Install nest boxes for swallows, bluebirds and owls to encourage them near your farm. These birds will help to naturally manage insect and rodent populations. Plans are available here.
All wildlife, from bighorn sheep to snakes, need to move around the landscape. Leaving habitat corridors on your property can help reduce human conflict and road mortality by allowing wildlife to move safely between larger areas of habitat and/or overwintering dens.
Reduce pesticide use
Pesticides should be reduced or eliminated where possible to support beneficial insects and pollinators. Pesticide drift pollutes water, damages plants, and threatens the health of aquatic insects and amphibians. Be sure to read guidelines on safe usage around water and never apply pesticides or herbicides on windy days or when rain is in the forecast.
Sustainable Agriculture Tip: Eliminate pesticide use
Sustainable Agriculture Tip: Wildlife corridors
Sustainable Agriculture Tip: Nest boxes
Sustainable Agriculture Tip: Reduce Water Use!
Sustainable Agriculture Tip: Avoid tidying Nature
Sustainable Agriculture Tip: Manage Invasive Species
Sustainable Agriculture Tip: Keep Native Plants
Sustainable Agriculture Tip: Keep Agricultural Netting Tight
Ranching is one of the lowest impact land uses by agriculture within the Okanagan and Similkameen Valleys. Well maintained range or pasture land can be very valuable to both farmers and wildlife. Good pasture management doesn't only benefit wildlife. Well maintained, evenly grazed pastures maximize the availability of forage and growth rate of grasses, increase water permeation, reduce erosion, and reduce the spread of invasive weeds.
If you find that your pasture isn’t being evenly grazed, some ways to better spread out livestock include.
· Fencing pasture into smaller sections and using rotational grazing
· Adding water sources in under-utilized sections of pasture
· Adding mineral licks in under-utilized sections of pasture
During rotational grazing, or when determining timing for allowing livestock on range in the spring, the best measure of pasture readiness is stubble height. Different grasses and forbs have different stubble heights that are required to keep them healthy and growing and different leaf stages that indicate when they are ready for grazing in the spring. Check out this Range Management resource more information.
Get to know your wild neighbours and learn when they will be on your farm. Check fields for nesting birds and consider delaying tilling/mowing if possible. Flushing bars can also be useful.
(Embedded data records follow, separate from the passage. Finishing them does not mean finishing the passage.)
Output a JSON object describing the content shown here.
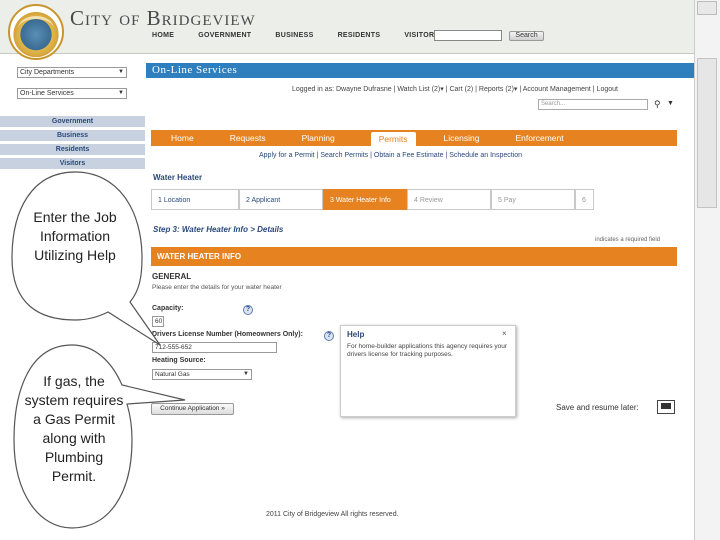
{
  "header": {
    "site_title": "City of Bridgeview",
    "nav": [
      "HOME",
      "GOVERNMENT",
      "BUSINESS",
      "RESIDENTS",
      "VISITORS"
    ],
    "search_button": "Search"
  },
  "sidebar": {
    "dropdowns": [
      "City Departments",
      "On-Line Services"
    ],
    "items": [
      "Government",
      "Business",
      "Residents",
      "Visitors"
    ]
  },
  "online_services": {
    "title": "On-Line Services",
    "utility_bar": "Logged in as: Dwayne Dufrasne | Watch List (2)▾ | Cart (2) | Reports (2)▾ | Account Management | Logout",
    "search_placeholder": "Search..."
  },
  "tabs": [
    "Home",
    "Requests",
    "Planning",
    "Permits",
    "Licensing",
    "Enforcement"
  ],
  "active_tab": "Permits",
  "subtabs": "Apply for a Permit | Search Permits | Obtain a Fee Estimate | Schedule an Inspection",
  "form": {
    "section_title": "Water Heater",
    "steps": [
      "1  Location",
      "2  Applicant",
      "3  Water Heater Info",
      "4  Review",
      "5  Pay",
      "6"
    ],
    "step_title": "Step 3: Water Heater Info > Details",
    "required_note": "indicates a required field",
    "bar_title": "WATER HEATER INFO",
    "general_heading": "GENERAL",
    "general_desc": "Please enter the details for your water heater",
    "capacity_label": "Capacity:",
    "capacity_value": "60",
    "license_label": "Drivers License Number (Homeowners Only):",
    "license_value": "712-555-652",
    "heating_label": "Heating Source:",
    "heating_value": "Natural Gas",
    "continue_button": "Continue Application »",
    "save_resume": "Save and resume later:"
  },
  "help_popup": {
    "title": "Help",
    "text": "For home-builder applications this agency requires your drivers license for tracking purposes.",
    "close": "×"
  },
  "footer": "2011 City of Bridgeview All rights reserved.",
  "callouts": {
    "top": "Enter the Job Information Utilizing Help",
    "bottom": "If gas, the system requires a Gas Permit along with Plumbing Permit."
  }
}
These are bars mounted onto a tractor that have pieces of chain dangling several metres in front of the sharp haying implements. When haying, the chains flush wildlife before the blades arrive.
When mowing or tilling, consider changing from an outside-in cutting pattern, as this can trap fleeing wildlife in the uncut middle area until it is too late. Mowing from the inside-out, or from one side to the other, gradually shoos wildlife out in one direction haying progresses.
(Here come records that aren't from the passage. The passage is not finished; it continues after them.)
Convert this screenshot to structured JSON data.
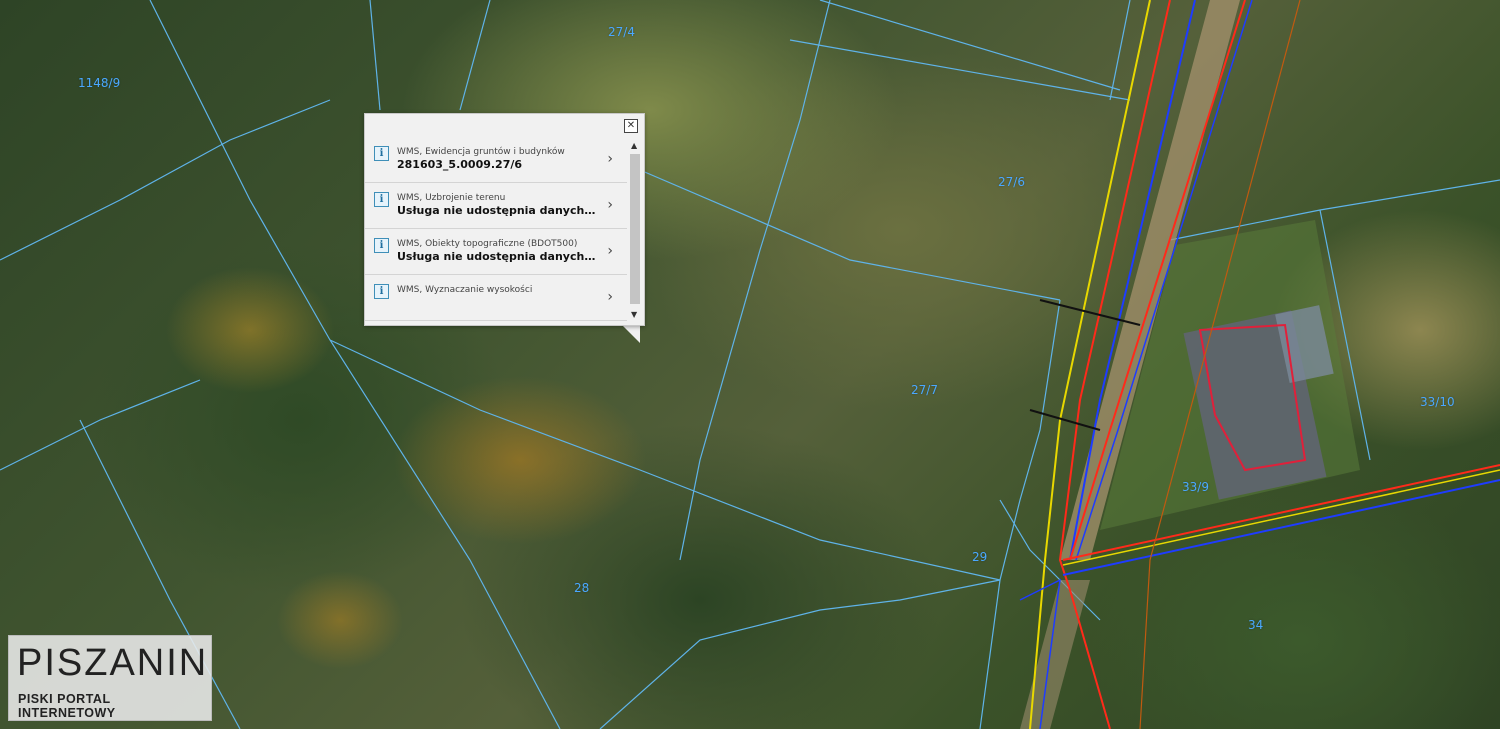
{
  "map": {
    "parcel_labels": [
      "27/4",
      "1148/9",
      "27/6",
      "27/7",
      "28",
      "29",
      "33/9",
      "33/10",
      "34"
    ],
    "colors": {
      "parcel_border": "#5fb3e8",
      "utility_red": "#ff2a1a",
      "utility_blue": "#1e3cff",
      "utility_yellow": "#e8d800",
      "utility_orange": "#c05a10",
      "building_outline": "#e0203a"
    }
  },
  "popup": {
    "close_icon": "close-icon",
    "items": [
      {
        "layer": "WMS, Ewidencja gruntów i budynków",
        "value": "281603_5.0009.27/6",
        "icon": "info-icon"
      },
      {
        "layer": "WMS, Uzbrojenie terenu",
        "value": "Usługa nie udostępnia danych opi...",
        "icon": "info-icon"
      },
      {
        "layer": "WMS, Obiekty topograficzne (BDOT500)",
        "value": "Usługa nie udostępnia danych opi...",
        "icon": "info-icon"
      },
      {
        "layer": "WMS, Wyznaczanie wysokości",
        "value": "",
        "icon": "info-icon"
      }
    ]
  },
  "logo": {
    "title": "PISZANIN",
    "subtitle": "PISKI PORTAL INTERNETOWY"
  }
}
Good fences make good neighbours
Fencing livestock out of creeks and wetlands can dramatically improve water quality and habitat available for native species. (see centre spread for info on retaining livestock access using nose-ins)
Using round wire for the top and bottom wires of fences makes it easier for wildlife to get past.
Double fencing sheep pastures is one way to minimize potential disease transfer to wild bighorn sheep. If you have domestic sheep check with the Wild Sheep Society of BC for more tips on keeping wild sheep safe.
Chickens aren't just tasty for people. Many wild animals including owls, coyotes and raccoons would also like a chicken dinner. Be sure coops are secure and topped with mesh to reduce conflict.
Consider electric fencing to protect your chickens, bees, etc. from bears and coyotes. Learn more with this video.
Original artwork by Dianne Bersea
JOIN OTHER RANCHERS & FARMERS!
If you are interested in learning more about wildlife and habitats on your property, contact us to arrange a free site visit. We have partnerships with over 100 landowners in the Okanagan Similkameen and can assist with things from tailored information and assessments, development of land management plans and restoration projects as well as recognition for landowners who are maintaining natural areas on their ranches and farms.